* What the exercise asks *
Repeat every record exactly as written.

(Dataset rows describing interfaces)

════════

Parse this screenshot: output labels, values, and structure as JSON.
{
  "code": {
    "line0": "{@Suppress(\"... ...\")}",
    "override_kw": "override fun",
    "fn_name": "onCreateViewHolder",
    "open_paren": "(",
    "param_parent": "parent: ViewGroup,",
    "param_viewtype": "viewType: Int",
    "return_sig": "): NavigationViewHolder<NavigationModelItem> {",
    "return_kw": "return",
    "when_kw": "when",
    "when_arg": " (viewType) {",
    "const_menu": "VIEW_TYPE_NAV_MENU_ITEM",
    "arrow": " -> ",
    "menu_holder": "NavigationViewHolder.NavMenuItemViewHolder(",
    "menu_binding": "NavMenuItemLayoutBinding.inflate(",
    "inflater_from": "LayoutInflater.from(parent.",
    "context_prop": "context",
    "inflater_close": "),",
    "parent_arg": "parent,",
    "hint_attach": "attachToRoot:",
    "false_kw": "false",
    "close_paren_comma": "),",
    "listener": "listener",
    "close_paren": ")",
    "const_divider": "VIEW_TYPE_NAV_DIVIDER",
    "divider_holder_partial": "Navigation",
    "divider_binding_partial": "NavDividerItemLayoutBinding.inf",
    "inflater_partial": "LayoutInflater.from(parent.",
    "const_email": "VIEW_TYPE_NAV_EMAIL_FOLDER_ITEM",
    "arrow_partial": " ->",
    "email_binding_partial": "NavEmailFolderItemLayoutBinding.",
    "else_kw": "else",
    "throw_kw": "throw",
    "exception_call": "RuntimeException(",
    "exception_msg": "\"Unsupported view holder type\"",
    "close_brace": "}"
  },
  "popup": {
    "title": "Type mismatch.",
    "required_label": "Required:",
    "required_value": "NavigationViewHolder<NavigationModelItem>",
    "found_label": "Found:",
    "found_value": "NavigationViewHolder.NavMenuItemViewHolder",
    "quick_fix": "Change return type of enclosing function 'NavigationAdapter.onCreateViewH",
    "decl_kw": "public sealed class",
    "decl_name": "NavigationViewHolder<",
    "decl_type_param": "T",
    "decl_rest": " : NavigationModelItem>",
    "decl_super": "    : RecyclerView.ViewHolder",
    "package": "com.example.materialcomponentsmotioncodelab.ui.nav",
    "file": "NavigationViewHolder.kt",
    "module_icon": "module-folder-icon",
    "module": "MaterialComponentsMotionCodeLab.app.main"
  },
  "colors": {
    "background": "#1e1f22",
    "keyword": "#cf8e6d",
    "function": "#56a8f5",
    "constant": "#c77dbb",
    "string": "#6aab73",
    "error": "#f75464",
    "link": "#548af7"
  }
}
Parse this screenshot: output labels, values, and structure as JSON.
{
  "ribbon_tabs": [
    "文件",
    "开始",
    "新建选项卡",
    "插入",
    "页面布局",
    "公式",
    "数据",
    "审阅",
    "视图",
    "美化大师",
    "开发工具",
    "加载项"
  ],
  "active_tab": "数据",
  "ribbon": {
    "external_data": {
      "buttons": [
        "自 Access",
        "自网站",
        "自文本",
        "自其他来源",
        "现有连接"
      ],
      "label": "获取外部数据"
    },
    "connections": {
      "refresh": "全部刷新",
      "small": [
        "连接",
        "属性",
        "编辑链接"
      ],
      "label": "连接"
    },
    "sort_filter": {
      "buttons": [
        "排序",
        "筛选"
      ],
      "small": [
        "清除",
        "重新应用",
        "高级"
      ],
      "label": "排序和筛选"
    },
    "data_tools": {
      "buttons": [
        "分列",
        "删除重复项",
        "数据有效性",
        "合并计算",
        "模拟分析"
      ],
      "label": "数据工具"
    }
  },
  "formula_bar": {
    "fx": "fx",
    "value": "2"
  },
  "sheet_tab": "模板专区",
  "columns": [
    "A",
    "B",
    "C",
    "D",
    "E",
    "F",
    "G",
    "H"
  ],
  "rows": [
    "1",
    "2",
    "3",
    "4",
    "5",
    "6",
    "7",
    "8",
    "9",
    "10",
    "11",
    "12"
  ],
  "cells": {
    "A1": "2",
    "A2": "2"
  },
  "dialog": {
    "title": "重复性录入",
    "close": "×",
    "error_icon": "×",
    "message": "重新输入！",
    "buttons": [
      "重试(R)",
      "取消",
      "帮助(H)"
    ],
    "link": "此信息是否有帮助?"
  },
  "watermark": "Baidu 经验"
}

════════

* Exercise response *
Parse this screenshot: output labels, values, and structure as JSON.
{
  "code": {
    "line0": "{@Suppress(\"... ...\")}",
    "override_kw": "override fun",
    "fn_name": "onCreateViewHolder",
    "open_paren": "(",
    "param_parent": "parent: ViewGroup,",
    "param_viewtype": "viewType: Int",
    "return_sig": "): NavigationViewHolder<NavigationModelItem> {",
    "return_kw": "return",
    "when_kw": "when",
    "when_arg": " (viewType) {",
    "const_menu": "VIEW_TYPE_NAV_MENU_ITEM",
    "arrow": " -> ",
    "menu_holder": "NavigationViewHolder.NavMenuItemViewHolder(",
    "menu_binding": "NavMenuItemLayoutBinding.inflate(",
    "inflater_from": "LayoutInflater.from(parent.",
    "context_prop": "context",
    "inflater_close": "),",
    "parent_arg": "parent,",
    "hint_attach": "attachToRoot:",
    "false_kw": "false",
    "close_paren_comma": "),",
    "listener": "listener",
    "close_paren": ")",
    "const_divider": "VIEW_TYPE_NAV_DIVIDER",
    "divider_holder_partial": "Navigation",
    "divider_binding_partial": "NavDividerItemLayoutBinding.inf",
    "inflater_partial": "LayoutInflater.from(parent.",
    "const_email": "VIEW_TYPE_NAV_EMAIL_FOLDER_ITEM",
    "arrow_partial": " ->",
    "email_binding_partial": "NavEmailFolderItemLayoutBinding.",
    "else_kw": "else",
    "throw_kw": "throw",
    "exception_call": "RuntimeException(",
    "exception_msg": "\"Unsupported view holder type\"",
    "close_brace": "}"
  },
  "popup": {
    "title": "Type mismatch.",
    "required_label": "Required:",
    "required_value": "NavigationViewHolder<NavigationModelItem>",
    "found_label": "Found:",
    "found_value": "NavigationViewHolder.NavMenuItemViewHolder",
    "quick_fix": "Change return type of enclosing function 'NavigationAdapter.onCreateViewH",
    "decl_kw": "public sealed class",
    "decl_name": "NavigationViewHolder<",
    "decl_type_param": "T",
    "decl_rest": " : NavigationModelItem>",
    "decl_super": "    : RecyclerView.ViewHolder",
    "package": "com.example.materialcomponentsmotioncodelab.ui.nav",
    "file": "NavigationViewHolder.kt",
    "module_icon": "module-folder-icon",
    "module": "MaterialComponentsMotionCodeLab.app.main"
  },
  "colors": {
    "background": "#1e1f22",
    "keyword": "#cf8e6d",
    "function": "#56a8f5",
    "constant": "#c77dbb",
    "string": "#6aab73",
    "error": "#f75464",
    "link": "#548af7"
  }
}
Parse this screenshot: output labels, values, and structure as JSON.
{
  "ribbon_tabs": [
    "文件",
    "开始",
    "新建选项卡",
    "插入",
    "页面布局",
    "公式",
    "数据",
    "审阅",
    "视图",
    "美化大师",
    "开发工具",
    "加载项"
  ],
  "active_tab": "数据",
  "ribbon": {
    "external_data": {
      "buttons": [
        "自 Access",
        "自网站",
        "自文本",
        "自其他来源",
        "现有连接"
      ],
      "label": "获取外部数据"
    },
    "connections": {
      "refresh": "全部刷新",
      "small": [
        "连接",
        "属性",
        "编辑链接"
      ],
      "label": "连接"
    },
    "sort_filter": {
      "buttons": [
        "排序",
        "筛选"
      ],
      "small": [
        "清除",
        "重新应用",
        "高级"
      ],
      "label": "排序和筛选"
    },
    "data_tools": {
      "buttons": [
        "分列",
        "删除重复项",
        "数据有效性",
        "合并计算",
        "模拟分析"
      ],
      "label": "数据工具"
    }
  },
  "formula_bar": {
    "fx": "fx",
    "value": "2"
  },
  "sheet_tab": "模板专区",
  "columns": [
    "A",
    "B",
    "C",
    "D",
    "E",
    "F",
    "G",
    "H"
  ],
  "rows": [
    "1",
    "2",
    "3",
    "4",
    "5",
    "6",
    "7",
    "8",
    "9",
    "10",
    "11",
    "12"
  ],
  "cells": {
    "A1": "2",
    "A2": "2"
  },
  "dialog": {
    "title": "重复性录入",
    "close": "×",
    "error_icon": "×",
    "message": "重新输入！",
    "buttons": [
      "重试(R)",
      "取消",
      "帮助(H)"
    ],
    "link": "此信息是否有帮助?"
  },
  "watermark": "Baidu 经验"
}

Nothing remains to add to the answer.